Consider your child’s grad year
The way your athlete is going to respond depends on how old they are. Because of NCAA regulations, Division I and II college coaches aren’t allowed to send personalized messages back to student-athletes until their junior year (for most sports). Instead, the college coach will reach out to your child’s current high school or club coach and let them know they’re interested in setting up a call with your child.
So, along with a link to their online recruiting profile, your student-athlete should include in their reply who the college coach can contact. “For example, you can say, ‘If you would like to respond or send me information, please reach out to [Coach’s Name] at [phone number and email],’ and offer up a reference to make it easy for the coach,” Stuntz says.
And because you know the college coach can’t respond directly, you don’t have to list a ton of questions in your email, Stuntz explains. Focus on the basic academic and athletic details they want to know to evaluate your athlete further. They can include a personal note about why they’re interested in the program, too, as well as how they can make an impact on the team.
Juniors and seniors, on the other hand, need to play it more aggressively. “Upperclassmen should be direct and up front,” says Stuntz. While they should also include the basic information, highlight film and show their interest, this is a chance to create some back-and-forth communication because the coach can respond.
Your child can ask about their recruiting timeline, if they have filled your athlete’s position yet, and where they’re evaluating recruits. At this point in the process, your family wants to focus all your efforts on the school’s actively recruiting your child’s grad year and position. The best way to learn that information? Just ask.
Insider tip: We always tell student-athletes to follow up their emails to coaches with a phone call a few days later. Coaches are so busy that usually a phone call is the best way to make a memorable impression.
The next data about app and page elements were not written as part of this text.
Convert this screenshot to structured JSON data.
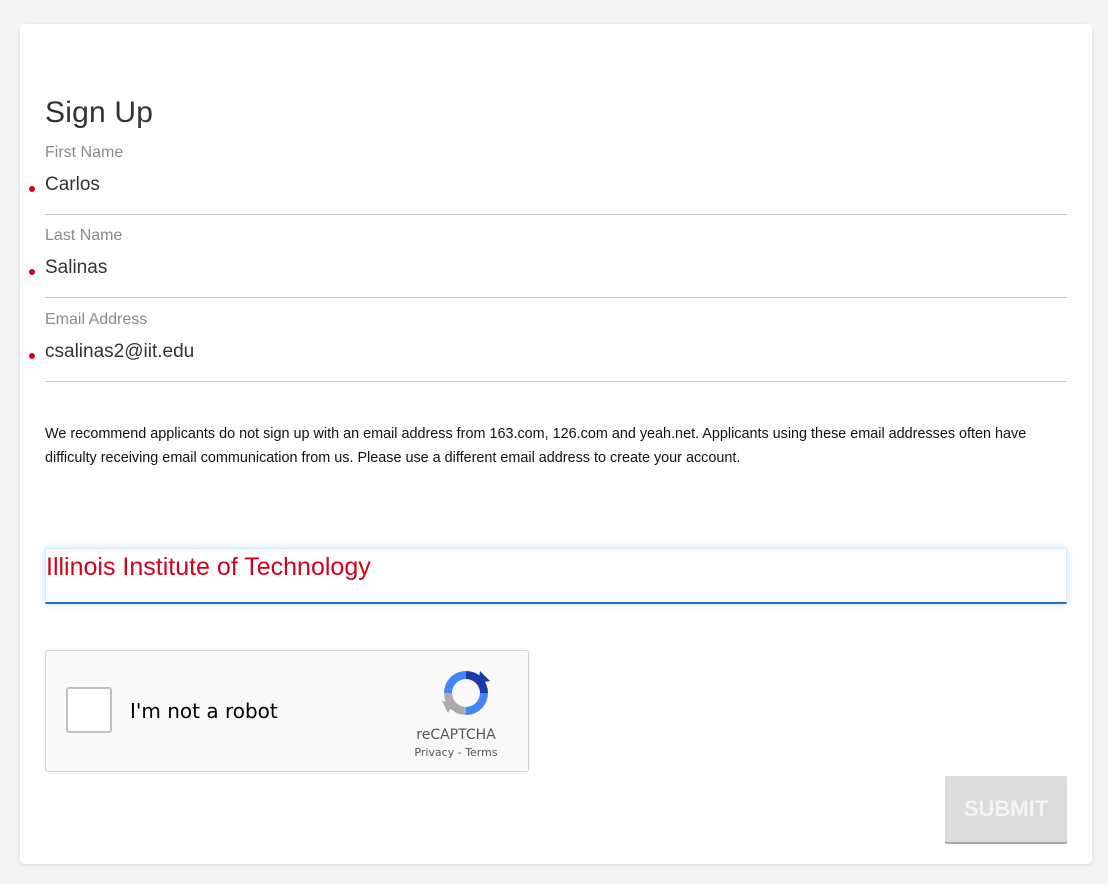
{
  "form": {
    "title": "Sign Up",
    "fields": [
      {
        "label": "First Name",
        "value": "Carlos",
        "required": true
      },
      {
        "label": "Last Name",
        "value": "Salinas",
        "required": true
      },
      {
        "label": "Email Address",
        "value": "csalinas2@iit.edu",
        "required": true
      }
    ],
    "notice": "We recommend applicants do not sign up with an email address from 163.com, 126.com and yeah.net. Applicants using these email addresses often have difficulty receiving email communication from us. Please use a different email address to create your account.",
    "school": {
      "value": "Illinois Institute of Technology"
    },
    "submit_label": "SUBMIT"
  },
  "captcha": {
    "label": "I'm not a robot",
    "brand": "reCAPTCHA",
    "privacy": "Privacy",
    "separator": " - ",
    "terms": "Terms",
    "icon": "recaptcha-logo-icon"
  },
  "colors": {
    "required_marker": "#d0021b",
    "school_text": "#d0021b",
    "focus_underline": "#1f6fc3",
    "submit_disabled_bg": "#dcdcdc"
  }
}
Read more: Learn more about calling coaches
How to respond to camp invites
Camp invitations are another scenario where a college coach may send an email to many student-athletes. It’s worth mentioning that just because they receive an invitation, doesn’t necessarily mean your athlete is on a coach’s radar.
That’s why it’s important to do some research before your child responds. You never want to target colleges that aren’t a fit for your child athletically and academically. And based on current email practices, we’re guessing your family will receive quite a few camp invitations.
When your student-athlete has narrowed down their top schools, they can use camp invites as a platform to connect with the coach. Coaches understand that camps are expensive and they never exclusively limit their recruiting to athletes who attend their camp. So, even if your child can’t attend, it’s a chance to let the coach know they won’t be able to make it, but they would love to learn more about their program and send the coach their highlight film for evaluation.
Remember to send newsworthy updates
Recruiting doesn’t stop at one email. Sending college coaches updates is critical to staying top of mind. Whenever your athlete has news, like new highlight film, test scores, awards, or upcoming tournaments or events, it’s important that they email the college coach about their progress.
“There are so many moving parts that you never know where a program is in their recruiting,” Stuntz says. For example, what if a coach unexpectedly has a player de-commit? Or, what if they aren’t showing interest yet because they aren’t focusing on your child’s grad year at the moment? Being proactive and persistent is a great way to show interest.
The bottom line is that recruiting, in the beginning, may feel like a one-way street. But that’s normal. Your athlete needs to be proactive and advocate for themselves every step of their recruiting. And in the end, it’s worth it.